- [ABOUT THIS EXERCISE]
Please give the data again exactly, with no line dropped.

----------

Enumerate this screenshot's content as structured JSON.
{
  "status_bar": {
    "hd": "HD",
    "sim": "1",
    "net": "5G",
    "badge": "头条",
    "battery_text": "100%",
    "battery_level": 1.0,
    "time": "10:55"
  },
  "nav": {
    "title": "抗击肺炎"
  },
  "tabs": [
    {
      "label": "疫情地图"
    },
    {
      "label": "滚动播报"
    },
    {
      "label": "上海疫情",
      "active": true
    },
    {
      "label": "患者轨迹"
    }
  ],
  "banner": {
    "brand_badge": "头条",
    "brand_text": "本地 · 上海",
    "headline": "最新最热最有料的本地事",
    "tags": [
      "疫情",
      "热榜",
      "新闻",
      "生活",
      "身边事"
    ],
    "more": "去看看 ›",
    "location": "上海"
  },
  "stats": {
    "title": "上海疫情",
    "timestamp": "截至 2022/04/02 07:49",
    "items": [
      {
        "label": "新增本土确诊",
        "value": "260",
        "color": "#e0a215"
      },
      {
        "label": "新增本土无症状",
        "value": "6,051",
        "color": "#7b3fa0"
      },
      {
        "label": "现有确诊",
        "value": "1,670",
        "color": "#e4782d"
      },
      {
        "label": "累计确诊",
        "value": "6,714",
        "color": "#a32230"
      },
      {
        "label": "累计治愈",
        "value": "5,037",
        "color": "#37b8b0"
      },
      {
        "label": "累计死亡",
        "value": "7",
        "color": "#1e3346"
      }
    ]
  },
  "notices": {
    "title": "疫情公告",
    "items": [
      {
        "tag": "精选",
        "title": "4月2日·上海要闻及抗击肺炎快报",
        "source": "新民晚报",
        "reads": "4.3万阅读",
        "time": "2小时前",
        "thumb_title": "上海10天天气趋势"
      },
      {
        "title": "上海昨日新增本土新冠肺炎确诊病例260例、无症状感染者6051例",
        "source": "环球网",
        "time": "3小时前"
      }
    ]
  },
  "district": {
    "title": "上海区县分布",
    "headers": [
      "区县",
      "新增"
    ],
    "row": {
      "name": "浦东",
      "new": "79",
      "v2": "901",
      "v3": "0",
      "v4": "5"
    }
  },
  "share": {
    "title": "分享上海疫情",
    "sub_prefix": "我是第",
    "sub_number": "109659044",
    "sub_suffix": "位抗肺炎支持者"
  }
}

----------

- [COMPLETED EXERCISE]
Enumerate this screenshot's content as structured JSON.
{
  "status_bar": {
    "hd": "HD",
    "sim": "1",
    "net": "5G",
    "badge": "头条",
    "battery_text": "100%",
    "battery_level": 1.0,
    "time": "10:55"
  },
  "nav": {
    "title": "抗击肺炎"
  },
  "tabs": [
    {
      "label": "疫情地图"
    },
    {
      "label": "滚动播报"
    },
    {
      "label": "上海疫情",
      "active": true
    },
    {
      "label": "患者轨迹"
    }
  ],
  "banner": {
    "brand_badge": "头条",
    "brand_text": "本地 · 上海",
    "headline": "最新最热最有料的本地事",
    "tags": [
      "疫情",
      "热榜",
      "新闻",
      "生活",
      "身边事"
    ],
    "more": "去看看 ›",
    "location": "上海"
  },
  "stats": {
    "title": "上海疫情",
    "timestamp": "截至 2022/04/02 07:49",
    "items": [
      {
        "label": "新增本土确诊",
        "value": "260",
        "color": "#e0a215"
      },
      {
        "label": "新增本土无症状",
        "value": "6,051",
        "color": "#7b3fa0"
      },
      {
        "label": "现有确诊",
        "value": "1,670",
        "color": "#e4782d"
      },
      {
        "label": "累计确诊",
        "value": "6,714",
        "color": "#a32230"
      },
      {
        "label": "累计治愈",
        "value": "5,037",
        "color": "#37b8b0"
      },
      {
        "label": "累计死亡",
        "value": "7",
        "color": "#1e3346"
      }
    ]
  },
  "notices": {
    "title": "疫情公告",
    "items": [
      {
        "tag": "精选",
        "title": "4月2日·上海要闻及抗击肺炎快报",
        "source": "新民晚报",
        "reads": "4.3万阅读",
        "time": "2小时前",
        "thumb_title": "上海10天天气趋势"
      },
      {
        "title": "上海昨日新增本土新冠肺炎确诊病例260例、无症状感染者6051例",
        "source": "环球网",
        "time": "3小时前"
      }
    ]
  },
  "district": {
    "title": "上海区县分布",
    "headers": [
      "区县",
      "新增"
    ],
    "row": {
      "name": "浦东",
      "new": "79",
      "v2": "901",
      "v3": "0",
      "v4": "5"
    }
  },
  "share": {
    "title": "分享上海疫情",
    "sub_prefix": "我是第",
    "sub_number": "109659044",
    "sub_suffix": "位抗肺炎支持者"
  }
}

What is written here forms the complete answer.